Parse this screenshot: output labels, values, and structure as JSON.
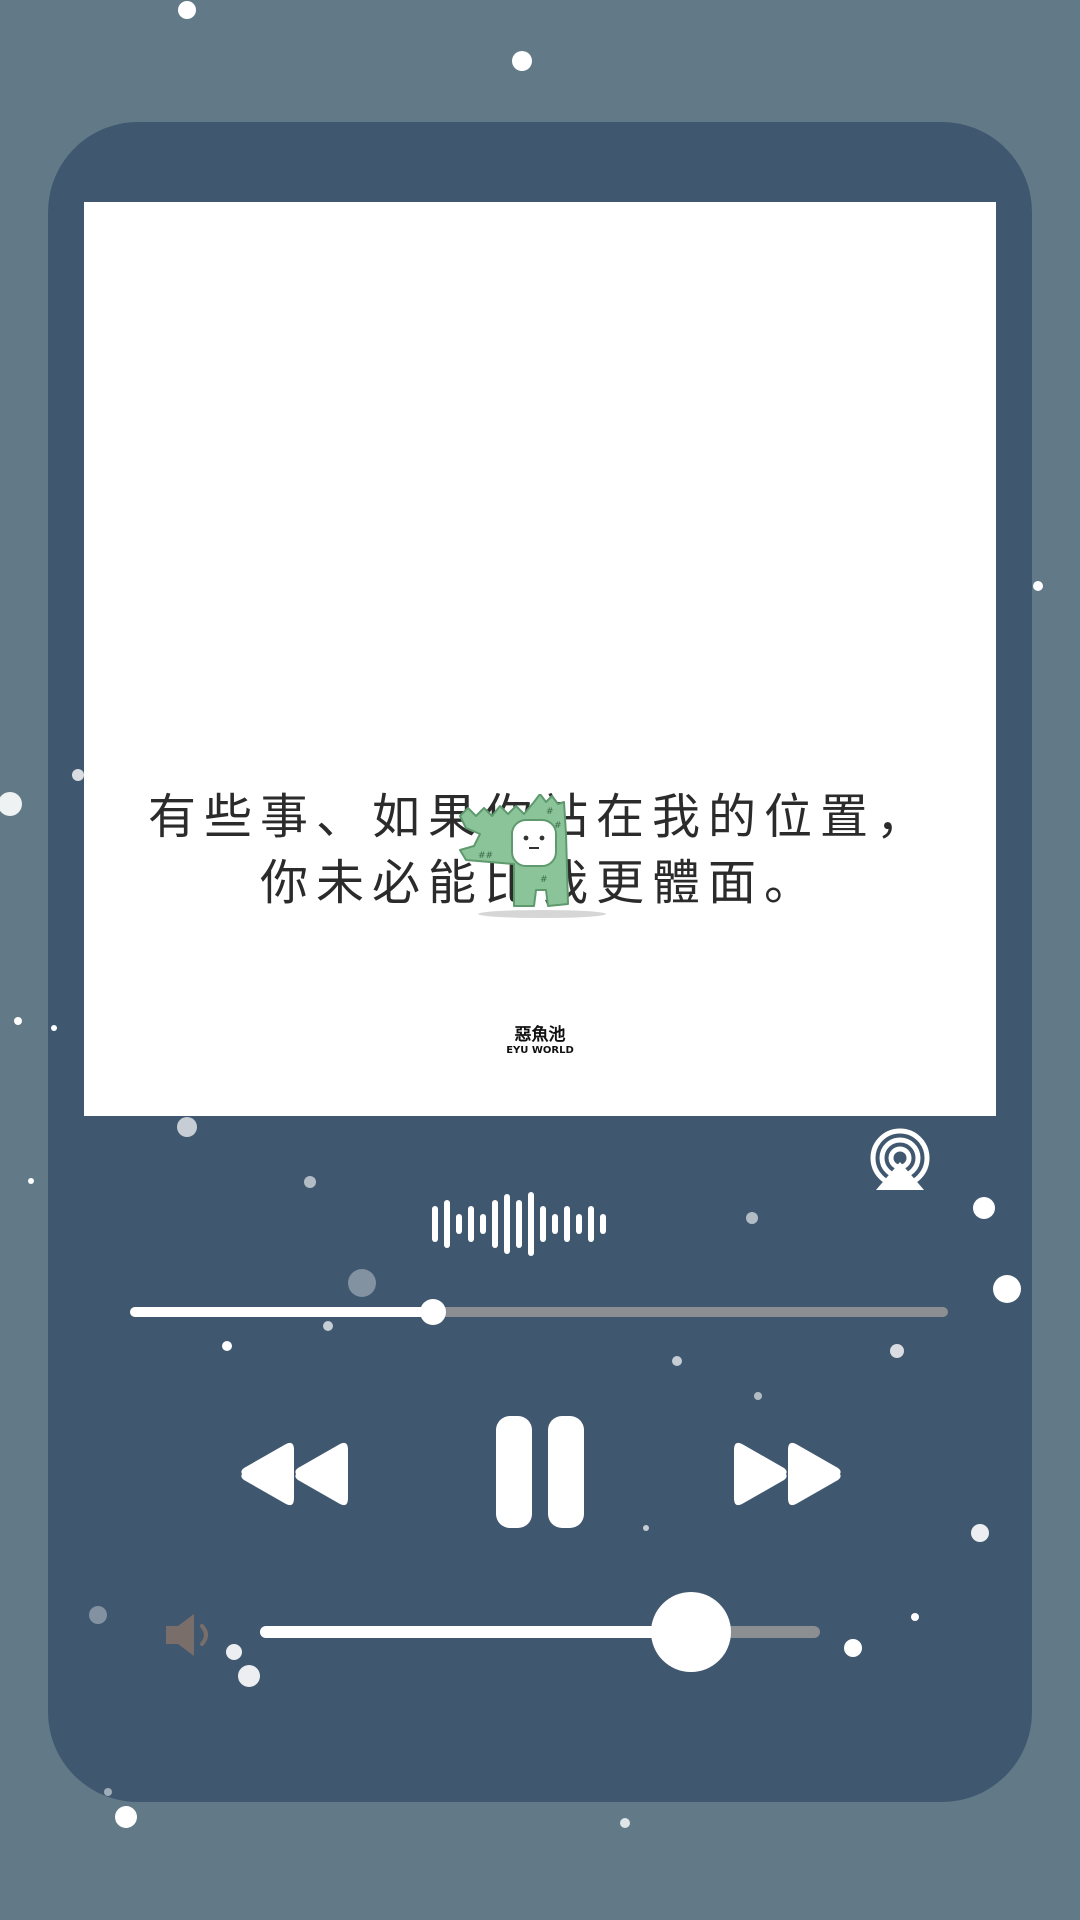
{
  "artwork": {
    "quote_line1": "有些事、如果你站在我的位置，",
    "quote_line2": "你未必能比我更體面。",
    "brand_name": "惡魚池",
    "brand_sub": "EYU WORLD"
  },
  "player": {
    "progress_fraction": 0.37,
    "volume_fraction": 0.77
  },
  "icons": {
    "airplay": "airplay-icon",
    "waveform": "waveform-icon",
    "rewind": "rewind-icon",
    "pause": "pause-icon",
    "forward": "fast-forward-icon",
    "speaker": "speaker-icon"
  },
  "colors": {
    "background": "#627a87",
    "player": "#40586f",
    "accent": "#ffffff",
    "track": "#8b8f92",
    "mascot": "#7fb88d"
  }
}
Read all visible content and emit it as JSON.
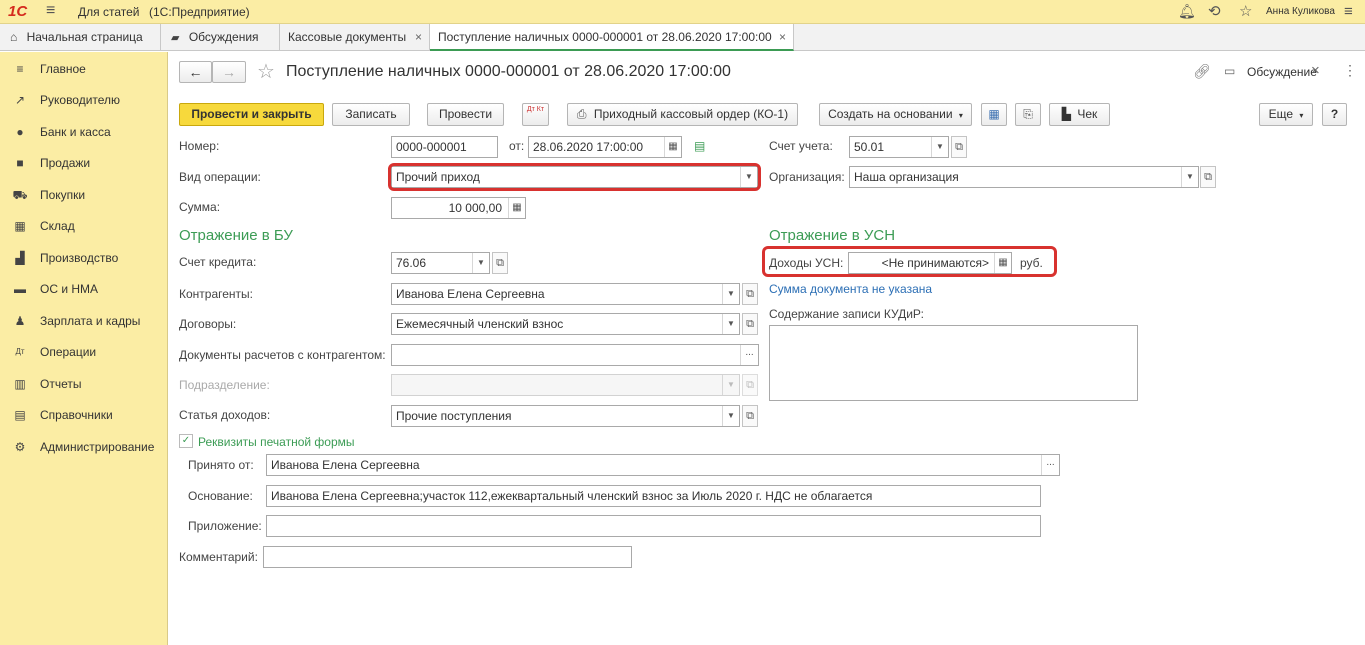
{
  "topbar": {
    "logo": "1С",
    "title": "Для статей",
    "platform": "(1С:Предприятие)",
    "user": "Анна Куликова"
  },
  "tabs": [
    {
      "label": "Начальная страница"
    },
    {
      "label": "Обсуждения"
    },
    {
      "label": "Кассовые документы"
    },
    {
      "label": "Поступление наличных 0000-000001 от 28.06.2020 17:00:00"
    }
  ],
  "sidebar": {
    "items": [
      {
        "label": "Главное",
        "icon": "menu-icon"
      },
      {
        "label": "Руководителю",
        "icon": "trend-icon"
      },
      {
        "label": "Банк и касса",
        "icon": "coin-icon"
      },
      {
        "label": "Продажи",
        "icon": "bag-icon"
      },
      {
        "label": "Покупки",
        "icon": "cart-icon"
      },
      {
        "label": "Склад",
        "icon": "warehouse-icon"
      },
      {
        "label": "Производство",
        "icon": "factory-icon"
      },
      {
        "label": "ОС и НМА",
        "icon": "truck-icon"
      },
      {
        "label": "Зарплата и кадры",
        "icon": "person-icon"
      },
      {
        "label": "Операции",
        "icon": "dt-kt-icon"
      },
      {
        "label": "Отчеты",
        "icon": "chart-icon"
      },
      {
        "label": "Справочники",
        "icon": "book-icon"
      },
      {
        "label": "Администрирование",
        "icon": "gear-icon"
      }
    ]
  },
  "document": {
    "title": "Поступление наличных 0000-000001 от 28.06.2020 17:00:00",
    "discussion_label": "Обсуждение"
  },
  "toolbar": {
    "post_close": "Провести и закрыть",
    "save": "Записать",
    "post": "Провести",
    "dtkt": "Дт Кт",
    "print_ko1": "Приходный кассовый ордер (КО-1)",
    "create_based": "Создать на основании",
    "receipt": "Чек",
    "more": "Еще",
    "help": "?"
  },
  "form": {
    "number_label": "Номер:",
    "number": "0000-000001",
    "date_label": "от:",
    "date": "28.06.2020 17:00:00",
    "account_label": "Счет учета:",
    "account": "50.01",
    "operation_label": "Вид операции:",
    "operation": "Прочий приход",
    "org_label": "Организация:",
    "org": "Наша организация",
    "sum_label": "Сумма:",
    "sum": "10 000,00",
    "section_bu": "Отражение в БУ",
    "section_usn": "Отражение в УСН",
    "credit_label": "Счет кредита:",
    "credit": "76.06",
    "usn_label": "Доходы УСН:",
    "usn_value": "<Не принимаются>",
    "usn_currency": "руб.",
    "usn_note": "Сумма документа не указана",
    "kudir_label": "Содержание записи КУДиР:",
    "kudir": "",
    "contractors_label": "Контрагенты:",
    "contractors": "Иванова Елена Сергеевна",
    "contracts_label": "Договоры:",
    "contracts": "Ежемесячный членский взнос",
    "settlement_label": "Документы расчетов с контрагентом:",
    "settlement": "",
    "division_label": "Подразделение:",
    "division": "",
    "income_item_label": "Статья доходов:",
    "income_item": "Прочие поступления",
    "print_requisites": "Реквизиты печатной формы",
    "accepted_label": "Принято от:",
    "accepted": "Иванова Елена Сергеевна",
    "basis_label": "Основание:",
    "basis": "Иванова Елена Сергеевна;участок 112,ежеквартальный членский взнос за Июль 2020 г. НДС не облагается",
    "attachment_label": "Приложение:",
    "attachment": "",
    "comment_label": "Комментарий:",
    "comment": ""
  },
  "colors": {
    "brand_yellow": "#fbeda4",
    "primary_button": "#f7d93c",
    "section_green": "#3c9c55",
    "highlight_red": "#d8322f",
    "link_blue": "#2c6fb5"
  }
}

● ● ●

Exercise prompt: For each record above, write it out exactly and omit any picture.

Written response:
Parse this screenshot: output labels, values, and structure as JSON.
{
  "artwork": {
    "quote_line1": "有些事、如果你站在我的位置，",
    "quote_line2": "你未必能比我更體面。",
    "brand_name": "惡魚池",
    "brand_sub": "EYU WORLD"
  },
  "player": {
    "progress_fraction": 0.37,
    "volume_fraction": 0.77
  },
  "icons": {
    "airplay": "airplay-icon",
    "waveform": "waveform-icon",
    "rewind": "rewind-icon",
    "pause": "pause-icon",
    "forward": "fast-forward-icon",
    "speaker": "speaker-icon"
  },
  "colors": {
    "background": "#627a87",
    "player": "#40586f",
    "accent": "#ffffff",
    "track": "#8b8f92",
    "mascot": "#7fb88d"
  }
}
Read all visible content and emit it as JSON.
{
  "topbar": {
    "logo": "1С",
    "title": "Для статей",
    "platform": "(1С:Предприятие)",
    "user": "Анна Куликова"
  },
  "tabs": [
    {
      "label": "Начальная страница"
    },
    {
      "label": "Обсуждения"
    },
    {
      "label": "Кассовые документы"
    },
    {
      "label": "Поступление наличных 0000-000001 от 28.06.2020 17:00:00"
    }
  ],
  "sidebar": {
    "items": [
      {
        "label": "Главное",
        "icon": "menu-icon"
      },
      {
        "label": "Руководителю",
        "icon": "trend-icon"
      },
      {
        "label": "Банк и касса",
        "icon": "coin-icon"
      },
      {
        "label": "Продажи",
        "icon": "bag-icon"
      },
      {
        "label": "Покупки",
        "icon": "cart-icon"
      },
      {
        "label": "Склад",
        "icon": "warehouse-icon"
      },
      {
        "label": "Производство",
        "icon": "factory-icon"
      },
      {
        "label": "ОС и НМА",
        "icon": "truck-icon"
      },
      {
        "label": "Зарплата и кадры",
        "icon": "person-icon"
      },
      {
        "label": "Операции",
        "icon": "dt-kt-icon"
      },
      {
        "label": "Отчеты",
        "icon": "chart-icon"
      },
      {
        "label": "Справочники",
        "icon": "book-icon"
      },
      {
        "label": "Администрирование",
        "icon": "gear-icon"
      }
    ]
  },
  "document": {
    "title": "Поступление наличных 0000-000001 от 28.06.2020 17:00:00",
    "discussion_label": "Обсуждение"
  },
  "toolbar": {
    "post_close": "Провести и закрыть",
    "save": "Записать",
    "post": "Провести",
    "dtkt": "Дт Кт",
    "print_ko1": "Приходный кассовый ордер (КО-1)",
    "create_based": "Создать на основании",
    "receipt": "Чек",
    "more": "Еще",
    "help": "?"
  },
  "form": {
    "number_label": "Номер:",
    "number": "0000-000001",
    "date_label": "от:",
    "date": "28.06.2020 17:00:00",
    "account_label": "Счет учета:",
    "account": "50.01",
    "operation_label": "Вид операции:",
    "operation": "Прочий приход",
    "org_label": "Организация:",
    "org": "Наша организация",
    "sum_label": "Сумма:",
    "sum": "10 000,00",
    "section_bu": "Отражение в БУ",
    "section_usn": "Отражение в УСН",
    "credit_label": "Счет кредита:",
    "credit": "76.06",
    "usn_label": "Доходы УСН:",
    "usn_value": "<Не принимаются>",
    "usn_currency": "руб.",
    "usn_note": "Сумма документа не указана",
    "kudir_label": "Содержание записи КУДиР:",
    "kudir": "",
    "contractors_label": "Контрагенты:",
    "contractors": "Иванова Елена Сергеевна",
    "contracts_label": "Договоры:",
    "contracts": "Ежемесячный членский взнос",
    "settlement_label": "Документы расчетов с контрагентом:",
    "settlement": "",
    "division_label": "Подразделение:",
    "division": "",
    "income_item_label": "Статья доходов:",
    "income_item": "Прочие поступления",
    "print_requisites": "Реквизиты печатной формы",
    "accepted_label": "Принято от:",
    "accepted": "Иванова Елена Сергеевна",
    "basis_label": "Основание:",
    "basis": "Иванова Елена Сергеевна;участок 112,ежеквартальный членский взнос за Июль 2020 г. НДС не облагается",
    "attachment_label": "Приложение:",
    "attachment": "",
    "comment_label": "Комментарий:",
    "comment": ""
  },
  "colors": {
    "brand_yellow": "#fbeda4",
    "primary_button": "#f7d93c",
    "section_green": "#3c9c55",
    "highlight_red": "#d8322f",
    "link_blue": "#2c6fb5"
  }
}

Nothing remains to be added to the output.